January soybean futures traded at the exclusive $12 technical target on November 23, 2020. Since then, January soybean futures attempted two more times to break through that $12 price point, but failed, creating a short term profit-taking setback to the downside.
Earlier this week prices lost close to $0.60 cents due to profit taking and news that South America would be receiving much needed precipitation.
Can prices turn back higher and trade above $12 per bu.?
Some historical context
If you recall this was the high price area from the summer of 2016. The news of lower U.S. production and strong export demand were the catalysts to bring soybeans futures to the $12 level. It would take another “perfect series of events” in soybean fundamentals to make soybeans climb above that level. That perfect series of events would be a combination of higher export demand on the upcoming USDA report, smaller U.S. and global soybean carryout on the upcoming USDA report, and a smaller than expected crop out of South America.
Watch next week’s USDA report
All eyes will be on USDA’s Dec. 10 report. Ending stocks for the 2020-21 season are already tight at 190 million bushels. For higher prices to occur, that ending stocks number needs to come down.
Next week’s report will shed light on one very important fundamental aspect for soybeans: export demand. Currently USDA has soybean exports pegged at 2.2 billion bushels. Looking at the strong pace of weekly export sales and shipments, many in the industry feel that export demand should reflect a higher value. Talk in the industry is that may be closer to 2.5 billion bushels.
It will be very interesting to see if the USDA adjusts the balance sheet in any capacity on this report, or if the agency will wait to do any additional adjusting until the January 2021 report.
What else will the trade be looking at in next week’s report? Global ending stocks, which have been sneaking lower in recent months. Current world ending stocks for soybeans are pegged at 86.52 million tonnes. Looking at the global picture, the big question will be if USDA lowers the Brazil production number.

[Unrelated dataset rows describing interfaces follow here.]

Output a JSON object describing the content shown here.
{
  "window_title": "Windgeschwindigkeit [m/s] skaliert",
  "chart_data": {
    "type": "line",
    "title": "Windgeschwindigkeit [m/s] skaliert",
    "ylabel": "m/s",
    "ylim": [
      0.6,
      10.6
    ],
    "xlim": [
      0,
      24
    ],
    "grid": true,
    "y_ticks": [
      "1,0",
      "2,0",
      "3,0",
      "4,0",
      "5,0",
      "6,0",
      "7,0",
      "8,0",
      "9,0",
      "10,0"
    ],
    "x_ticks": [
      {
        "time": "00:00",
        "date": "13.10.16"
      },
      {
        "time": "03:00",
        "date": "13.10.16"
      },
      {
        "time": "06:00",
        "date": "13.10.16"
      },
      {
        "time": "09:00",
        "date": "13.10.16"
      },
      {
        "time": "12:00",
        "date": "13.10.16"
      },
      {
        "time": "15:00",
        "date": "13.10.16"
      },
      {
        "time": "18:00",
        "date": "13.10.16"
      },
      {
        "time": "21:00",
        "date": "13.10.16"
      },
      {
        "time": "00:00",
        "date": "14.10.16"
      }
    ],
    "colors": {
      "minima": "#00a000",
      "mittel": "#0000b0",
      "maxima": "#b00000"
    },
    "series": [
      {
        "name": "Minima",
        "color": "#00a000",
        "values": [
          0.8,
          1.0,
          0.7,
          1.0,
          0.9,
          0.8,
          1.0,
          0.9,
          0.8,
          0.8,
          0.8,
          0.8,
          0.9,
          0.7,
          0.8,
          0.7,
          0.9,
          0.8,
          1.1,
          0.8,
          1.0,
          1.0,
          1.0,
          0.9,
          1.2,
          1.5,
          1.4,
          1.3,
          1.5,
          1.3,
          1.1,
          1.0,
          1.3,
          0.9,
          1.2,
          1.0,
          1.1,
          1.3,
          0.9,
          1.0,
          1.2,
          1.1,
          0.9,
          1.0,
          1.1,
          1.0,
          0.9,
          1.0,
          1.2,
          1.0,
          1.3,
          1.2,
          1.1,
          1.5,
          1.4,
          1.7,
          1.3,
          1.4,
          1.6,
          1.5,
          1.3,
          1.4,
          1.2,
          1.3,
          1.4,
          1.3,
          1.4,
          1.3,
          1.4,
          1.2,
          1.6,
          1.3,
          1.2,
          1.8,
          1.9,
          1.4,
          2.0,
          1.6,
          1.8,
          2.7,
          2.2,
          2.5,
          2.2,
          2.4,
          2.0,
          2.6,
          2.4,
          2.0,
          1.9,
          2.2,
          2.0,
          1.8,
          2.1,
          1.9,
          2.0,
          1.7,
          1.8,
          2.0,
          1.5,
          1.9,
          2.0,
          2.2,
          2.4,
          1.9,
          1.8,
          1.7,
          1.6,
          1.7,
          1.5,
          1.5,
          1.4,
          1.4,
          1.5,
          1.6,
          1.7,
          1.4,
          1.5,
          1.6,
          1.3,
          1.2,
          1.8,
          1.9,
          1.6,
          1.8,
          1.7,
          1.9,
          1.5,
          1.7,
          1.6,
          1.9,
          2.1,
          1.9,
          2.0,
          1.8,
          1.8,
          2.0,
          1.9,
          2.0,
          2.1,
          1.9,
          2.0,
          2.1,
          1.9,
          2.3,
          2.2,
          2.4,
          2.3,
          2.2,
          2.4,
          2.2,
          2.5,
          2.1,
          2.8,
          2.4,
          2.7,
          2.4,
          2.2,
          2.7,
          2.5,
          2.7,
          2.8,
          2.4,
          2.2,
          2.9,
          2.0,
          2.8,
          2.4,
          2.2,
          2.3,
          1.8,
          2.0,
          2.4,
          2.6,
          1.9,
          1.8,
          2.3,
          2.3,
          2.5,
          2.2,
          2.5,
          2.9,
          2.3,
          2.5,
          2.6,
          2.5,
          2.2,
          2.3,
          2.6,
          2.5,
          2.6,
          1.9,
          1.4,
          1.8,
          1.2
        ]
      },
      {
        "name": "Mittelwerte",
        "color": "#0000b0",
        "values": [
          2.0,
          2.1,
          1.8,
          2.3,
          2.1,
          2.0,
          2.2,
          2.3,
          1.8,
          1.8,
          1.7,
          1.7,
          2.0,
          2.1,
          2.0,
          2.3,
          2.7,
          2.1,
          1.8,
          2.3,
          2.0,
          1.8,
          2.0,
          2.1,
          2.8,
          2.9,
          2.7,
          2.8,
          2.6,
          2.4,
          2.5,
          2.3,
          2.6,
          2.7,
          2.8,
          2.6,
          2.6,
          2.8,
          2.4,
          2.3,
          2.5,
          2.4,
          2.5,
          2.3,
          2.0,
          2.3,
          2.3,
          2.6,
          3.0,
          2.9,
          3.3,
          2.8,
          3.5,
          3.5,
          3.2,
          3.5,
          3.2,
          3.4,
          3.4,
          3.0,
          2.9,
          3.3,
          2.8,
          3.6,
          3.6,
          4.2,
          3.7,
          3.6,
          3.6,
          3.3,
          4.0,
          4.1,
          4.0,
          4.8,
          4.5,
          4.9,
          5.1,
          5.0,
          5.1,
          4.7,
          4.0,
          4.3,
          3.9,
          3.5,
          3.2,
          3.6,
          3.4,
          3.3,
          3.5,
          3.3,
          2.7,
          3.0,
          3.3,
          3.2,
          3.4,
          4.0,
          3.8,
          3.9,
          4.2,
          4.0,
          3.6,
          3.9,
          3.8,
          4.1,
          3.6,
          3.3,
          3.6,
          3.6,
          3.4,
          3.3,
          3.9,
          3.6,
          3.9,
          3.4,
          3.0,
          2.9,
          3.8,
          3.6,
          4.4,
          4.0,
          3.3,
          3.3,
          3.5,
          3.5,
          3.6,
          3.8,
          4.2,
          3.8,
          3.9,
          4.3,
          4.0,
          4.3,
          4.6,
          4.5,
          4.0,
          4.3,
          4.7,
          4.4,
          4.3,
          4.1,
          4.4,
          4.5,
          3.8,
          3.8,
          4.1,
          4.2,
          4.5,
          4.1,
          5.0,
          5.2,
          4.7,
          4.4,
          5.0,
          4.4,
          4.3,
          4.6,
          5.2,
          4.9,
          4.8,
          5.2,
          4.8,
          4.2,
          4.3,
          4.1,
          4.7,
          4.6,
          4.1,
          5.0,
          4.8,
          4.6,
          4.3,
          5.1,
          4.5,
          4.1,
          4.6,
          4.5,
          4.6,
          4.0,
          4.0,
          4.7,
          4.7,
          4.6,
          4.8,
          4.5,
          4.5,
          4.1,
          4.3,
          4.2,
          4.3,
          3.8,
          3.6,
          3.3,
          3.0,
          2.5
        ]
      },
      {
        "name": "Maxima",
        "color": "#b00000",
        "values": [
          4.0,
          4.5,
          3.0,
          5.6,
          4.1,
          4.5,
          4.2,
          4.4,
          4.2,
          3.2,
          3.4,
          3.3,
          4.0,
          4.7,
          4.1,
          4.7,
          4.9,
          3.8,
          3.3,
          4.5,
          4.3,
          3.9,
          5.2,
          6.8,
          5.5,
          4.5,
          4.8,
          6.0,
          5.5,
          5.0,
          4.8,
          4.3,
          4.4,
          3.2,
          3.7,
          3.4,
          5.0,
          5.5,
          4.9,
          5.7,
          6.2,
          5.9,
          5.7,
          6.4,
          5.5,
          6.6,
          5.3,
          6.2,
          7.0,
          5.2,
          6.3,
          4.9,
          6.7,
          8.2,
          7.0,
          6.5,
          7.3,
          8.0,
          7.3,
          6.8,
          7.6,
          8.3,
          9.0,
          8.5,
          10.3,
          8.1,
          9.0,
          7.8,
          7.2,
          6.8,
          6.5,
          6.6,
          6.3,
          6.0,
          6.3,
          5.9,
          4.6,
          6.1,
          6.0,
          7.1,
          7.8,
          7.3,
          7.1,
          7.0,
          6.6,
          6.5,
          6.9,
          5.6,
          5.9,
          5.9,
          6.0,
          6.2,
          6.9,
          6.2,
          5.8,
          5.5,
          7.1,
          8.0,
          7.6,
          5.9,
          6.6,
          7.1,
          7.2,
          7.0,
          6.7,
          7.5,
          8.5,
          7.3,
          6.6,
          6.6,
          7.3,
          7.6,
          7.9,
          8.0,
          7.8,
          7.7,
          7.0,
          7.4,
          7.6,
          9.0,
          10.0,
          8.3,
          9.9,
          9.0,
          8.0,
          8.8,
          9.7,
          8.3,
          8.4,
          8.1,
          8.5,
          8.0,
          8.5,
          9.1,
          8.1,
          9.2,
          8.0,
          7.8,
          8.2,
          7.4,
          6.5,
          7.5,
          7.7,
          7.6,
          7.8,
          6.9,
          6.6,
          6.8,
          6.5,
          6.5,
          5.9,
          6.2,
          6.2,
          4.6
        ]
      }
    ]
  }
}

South America’s weather
Over the past decade, South American soybean production has increased substantially due to a combination of more acres planted and better production capabilities. Nearly every year Brazil produces a new record crop. Will that be the case this year?
Due to late planting conditions and the imperfect start to their growing season, many doubt that record production this year is possible. Yet, on the November USDA report, Brazil production was estimated at a record133 million tonnes, up from 126 million last year.
Yes, Brazil has planted more land to soybeans -- but will the additional acres offset the shaky start to the growing season? Recent rains have benefitted the crop. However, soil conditions overall are parched with more extreme heat on the way.
Be ready for anything
As we have learned in 2020, markets can change on a dime. The longer term outlook for grains has shifted to friendly, but remember: bull markets need to be fed daily. And for $12-plus soybeans? Another “perfect series of events” needs to occur.